Capitol rioters posed 'zero threat'

Donald Trump has defended some of his supporters who rioted at the US Capitol on 6 January, saying they posed “zero threat” to the lawmakers who had assembled there to certify the electoral college vote that confirmed Joe Biden’s election victory. Trump complained to Fox News’s Laura Ingraham that law enforcement was “persecuting” the Capitol rioters, while “nothing happens” to leftwing protesters. Five people, including a police officer, died in the riot.

Trump acknowledged that those who stormed the Capitol “went in and they shouldn’t have done it”. But he added: “Some of them went in and they’re, they’re hugging and kissing the police and the guards. You know, they had great relationships. A lot of the people were waved in and then they walked in and they walked out.”

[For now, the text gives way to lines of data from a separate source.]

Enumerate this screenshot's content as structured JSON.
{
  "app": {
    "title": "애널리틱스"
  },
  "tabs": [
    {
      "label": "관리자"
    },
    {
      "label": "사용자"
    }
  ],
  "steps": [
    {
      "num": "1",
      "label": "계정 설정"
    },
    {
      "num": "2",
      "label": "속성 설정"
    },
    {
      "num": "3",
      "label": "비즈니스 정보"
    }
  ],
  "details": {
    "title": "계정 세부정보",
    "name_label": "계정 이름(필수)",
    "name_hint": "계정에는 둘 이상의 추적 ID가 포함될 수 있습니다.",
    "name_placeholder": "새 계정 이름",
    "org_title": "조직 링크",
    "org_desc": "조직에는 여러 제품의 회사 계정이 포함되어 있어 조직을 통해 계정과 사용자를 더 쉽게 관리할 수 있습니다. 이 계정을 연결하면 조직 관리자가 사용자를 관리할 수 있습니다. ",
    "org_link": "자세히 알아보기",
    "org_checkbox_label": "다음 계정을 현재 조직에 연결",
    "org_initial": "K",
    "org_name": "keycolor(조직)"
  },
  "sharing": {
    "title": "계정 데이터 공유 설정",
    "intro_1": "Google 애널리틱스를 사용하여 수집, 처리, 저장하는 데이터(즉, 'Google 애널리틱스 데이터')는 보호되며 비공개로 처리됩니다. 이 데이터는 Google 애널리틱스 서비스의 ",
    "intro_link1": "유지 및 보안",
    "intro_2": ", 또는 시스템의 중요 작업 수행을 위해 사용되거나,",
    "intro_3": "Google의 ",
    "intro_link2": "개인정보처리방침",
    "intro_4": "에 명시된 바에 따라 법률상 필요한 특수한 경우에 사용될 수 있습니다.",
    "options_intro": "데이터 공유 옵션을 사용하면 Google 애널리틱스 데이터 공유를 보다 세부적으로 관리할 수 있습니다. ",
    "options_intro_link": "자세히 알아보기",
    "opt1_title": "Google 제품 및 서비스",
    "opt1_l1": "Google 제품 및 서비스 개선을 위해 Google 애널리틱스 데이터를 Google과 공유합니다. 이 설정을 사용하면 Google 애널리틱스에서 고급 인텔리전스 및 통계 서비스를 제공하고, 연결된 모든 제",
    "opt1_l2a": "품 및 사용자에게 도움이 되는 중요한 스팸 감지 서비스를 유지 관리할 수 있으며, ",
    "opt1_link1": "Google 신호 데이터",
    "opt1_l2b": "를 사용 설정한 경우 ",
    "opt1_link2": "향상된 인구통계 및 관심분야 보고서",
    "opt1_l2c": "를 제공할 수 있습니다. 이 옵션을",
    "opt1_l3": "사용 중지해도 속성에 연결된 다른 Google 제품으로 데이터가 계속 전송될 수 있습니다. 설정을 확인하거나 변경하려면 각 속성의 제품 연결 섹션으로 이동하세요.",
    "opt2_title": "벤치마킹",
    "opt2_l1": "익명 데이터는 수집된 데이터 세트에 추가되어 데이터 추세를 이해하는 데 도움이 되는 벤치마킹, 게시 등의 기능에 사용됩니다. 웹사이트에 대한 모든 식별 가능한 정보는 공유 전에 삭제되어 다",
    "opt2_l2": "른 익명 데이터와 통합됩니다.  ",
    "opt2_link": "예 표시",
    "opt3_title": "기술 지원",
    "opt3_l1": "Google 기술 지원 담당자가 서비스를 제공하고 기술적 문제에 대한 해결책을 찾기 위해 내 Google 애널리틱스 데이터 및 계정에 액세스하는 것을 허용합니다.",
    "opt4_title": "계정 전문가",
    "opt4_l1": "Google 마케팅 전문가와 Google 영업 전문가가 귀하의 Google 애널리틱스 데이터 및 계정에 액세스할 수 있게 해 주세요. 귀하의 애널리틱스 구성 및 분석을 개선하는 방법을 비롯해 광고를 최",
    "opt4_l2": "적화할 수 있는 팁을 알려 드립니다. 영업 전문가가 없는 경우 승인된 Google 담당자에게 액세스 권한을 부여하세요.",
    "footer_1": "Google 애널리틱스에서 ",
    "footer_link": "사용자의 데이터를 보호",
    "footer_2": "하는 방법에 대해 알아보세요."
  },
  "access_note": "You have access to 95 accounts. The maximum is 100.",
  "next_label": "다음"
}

More than 300 people have been charged in connection with the riot. Authorities have said they believe at least 100 more could face charges.

The attack followed a fiery Trump rally outside the White House in which he urged a group of his supporters to “fight like hell” for him at the Capitol. A week later, the House of Representatives impeached Trump for a second time, but the Senate eventually acquitted him of inciting the attack.

During the interview on Fox News, Trump also criticised Dr Anthony Fauci, the US infectious disease expert. “I frankly didn’t listen to him too much,” he said.

Fauci was one of Trump’s key advisers at the start of the pandemic, but later fell out with the former president over the handling of the crisis. In January Fauci described the “liberating feeling” of being able to speak scientific truth about the coronavirus without fear of “repercussions” from Trump.

Tom Reed

New York Republican accused of sexual misconduct won’t seek re-election

Tom Reed, a Republican congressman from western New York who was accused last week of rubbing a female lobbyist’s back and unhooking her bra without her consent in 2017, apologized to the woman on Sunday and announced he will not run for re-election next year. Reed, 49, said the incident involving Nicolette Davis occurred “at a time in my life in which I was struggling”. He said he entered treatment that year as he was “powerless over alcohol”. Reed apologized to his wife and children and to Davis and said he planned “to dedicate my time and attention to making amends for my past actions”.

Intelligence Report

Russia targeted Trump allies to hurt Biden in 2020 election, US officials say

Russia tried to influence the 2020 US presidential election by proliferating “misleading or unsubstantiated allegations” largely against Joe Biden and through allies of Donald Trump, US intelligence officials said on Tuesday. The assessment was contained in a 15-page report published by the Office of the Director of National Intelligence. It underscored allegations that Trump’s allies played into Moscow’s hands by amplifying claims against Biden by Ukrainian figures with links to Russia. In a statement, the Democratic House intelligence chair, Adam Schiff, said: “Through proxies, Russia ran a successful intelligence operation that penetrated [Trump’s] inner circle.